• **EXERCISE OBJECTIVE**: Every word of the data below has to be copied faithfully.

• **DATA FOR REVIEW**:

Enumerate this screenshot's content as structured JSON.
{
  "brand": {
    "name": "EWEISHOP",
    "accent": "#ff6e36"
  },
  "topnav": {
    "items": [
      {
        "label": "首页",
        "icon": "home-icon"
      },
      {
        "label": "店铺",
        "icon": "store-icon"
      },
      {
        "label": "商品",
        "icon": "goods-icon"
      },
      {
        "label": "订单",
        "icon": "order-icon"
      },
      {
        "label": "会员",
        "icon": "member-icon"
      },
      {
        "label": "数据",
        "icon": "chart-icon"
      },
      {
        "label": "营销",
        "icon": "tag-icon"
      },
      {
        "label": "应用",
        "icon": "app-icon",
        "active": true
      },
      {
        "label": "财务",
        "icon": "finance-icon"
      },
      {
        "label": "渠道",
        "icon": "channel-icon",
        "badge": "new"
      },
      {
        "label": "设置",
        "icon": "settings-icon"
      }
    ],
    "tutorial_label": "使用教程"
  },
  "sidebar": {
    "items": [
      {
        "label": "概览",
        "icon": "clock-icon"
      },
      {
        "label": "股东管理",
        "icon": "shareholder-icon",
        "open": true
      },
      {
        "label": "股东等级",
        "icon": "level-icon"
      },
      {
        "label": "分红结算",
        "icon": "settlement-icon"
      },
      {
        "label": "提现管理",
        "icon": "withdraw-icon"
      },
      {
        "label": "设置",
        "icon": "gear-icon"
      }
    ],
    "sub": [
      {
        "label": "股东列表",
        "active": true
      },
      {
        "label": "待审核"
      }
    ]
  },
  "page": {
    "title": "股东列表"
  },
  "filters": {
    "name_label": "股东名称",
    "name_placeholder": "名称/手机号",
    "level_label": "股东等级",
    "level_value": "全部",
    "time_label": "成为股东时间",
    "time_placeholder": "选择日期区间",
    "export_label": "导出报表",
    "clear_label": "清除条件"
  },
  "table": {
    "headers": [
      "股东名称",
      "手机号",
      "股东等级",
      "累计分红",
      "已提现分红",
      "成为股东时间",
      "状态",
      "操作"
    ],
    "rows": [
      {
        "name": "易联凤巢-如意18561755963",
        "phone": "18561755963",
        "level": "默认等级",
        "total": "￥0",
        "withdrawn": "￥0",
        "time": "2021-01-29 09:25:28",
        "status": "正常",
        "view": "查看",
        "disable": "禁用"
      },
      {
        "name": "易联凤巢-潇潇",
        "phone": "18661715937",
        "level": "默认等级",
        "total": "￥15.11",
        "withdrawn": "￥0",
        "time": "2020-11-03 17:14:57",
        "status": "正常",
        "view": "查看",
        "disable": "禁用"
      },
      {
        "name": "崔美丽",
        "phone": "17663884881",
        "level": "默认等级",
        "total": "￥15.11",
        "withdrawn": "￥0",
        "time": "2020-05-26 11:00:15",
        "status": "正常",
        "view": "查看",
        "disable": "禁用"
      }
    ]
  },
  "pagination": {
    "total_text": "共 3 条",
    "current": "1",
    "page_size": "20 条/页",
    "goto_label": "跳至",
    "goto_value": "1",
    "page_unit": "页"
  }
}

• **WRITTEN RESPONSE**:
Enumerate this screenshot's content as structured JSON.
{
  "brand": {
    "name": "EWEISHOP",
    "accent": "#ff6e36"
  },
  "topnav": {
    "items": [
      {
        "label": "首页",
        "icon": "home-icon"
      },
      {
        "label": "店铺",
        "icon": "store-icon"
      },
      {
        "label": "商品",
        "icon": "goods-icon"
      },
      {
        "label": "订单",
        "icon": "order-icon"
      },
      {
        "label": "会员",
        "icon": "member-icon"
      },
      {
        "label": "数据",
        "icon": "chart-icon"
      },
      {
        "label": "营销",
        "icon": "tag-icon"
      },
      {
        "label": "应用",
        "icon": "app-icon",
        "active": true
      },
      {
        "label": "财务",
        "icon": "finance-icon"
      },
      {
        "label": "渠道",
        "icon": "channel-icon",
        "badge": "new"
      },
      {
        "label": "设置",
        "icon": "settings-icon"
      }
    ],
    "tutorial_label": "使用教程"
  },
  "sidebar": {
    "items": [
      {
        "label": "概览",
        "icon": "clock-icon"
      },
      {
        "label": "股东管理",
        "icon": "shareholder-icon",
        "open": true
      },
      {
        "label": "股东等级",
        "icon": "level-icon"
      },
      {
        "label": "分红结算",
        "icon": "settlement-icon"
      },
      {
        "label": "提现管理",
        "icon": "withdraw-icon"
      },
      {
        "label": "设置",
        "icon": "gear-icon"
      }
    ],
    "sub": [
      {
        "label": "股东列表",
        "active": true
      },
      {
        "label": "待审核"
      }
    ]
  },
  "page": {
    "title": "股东列表"
  },
  "filters": {
    "name_label": "股东名称",
    "name_placeholder": "名称/手机号",
    "level_label": "股东等级",
    "level_value": "全部",
    "time_label": "成为股东时间",
    "time_placeholder": "选择日期区间",
    "export_label": "导出报表",
    "clear_label": "清除条件"
  },
  "table": {
    "headers": [
      "股东名称",
      "手机号",
      "股东等级",
      "累计分红",
      "已提现分红",
      "成为股东时间",
      "状态",
      "操作"
    ],
    "rows": [
      {
        "name": "易联凤巢-如意18561755963",
        "phone": "18561755963",
        "level": "默认等级",
        "total": "￥0",
        "withdrawn": "￥0",
        "time": "2021-01-29 09:25:28",
        "status": "正常",
        "view": "查看",
        "disable": "禁用"
      },
      {
        "name": "易联凤巢-潇潇",
        "phone": "18661715937",
        "level": "默认等级",
        "total": "￥15.11",
        "withdrawn": "￥0",
        "time": "2020-11-03 17:14:57",
        "status": "正常",
        "view": "查看",
        "disable": "禁用"
      },
      {
        "name": "崔美丽",
        "phone": "17663884881",
        "level": "默认等级",
        "total": "￥15.11",
        "withdrawn": "￥0",
        "time": "2020-05-26 11:00:15",
        "status": "正常",
        "view": "查看",
        "disable": "禁用"
      }
    ]
  },
  "pagination": {
    "total_text": "共 3 条",
    "current": "1",
    "page_size": "20 条/页",
    "goto_label": "跳至",
    "goto_value": "1",
    "page_unit": "页"
  }
}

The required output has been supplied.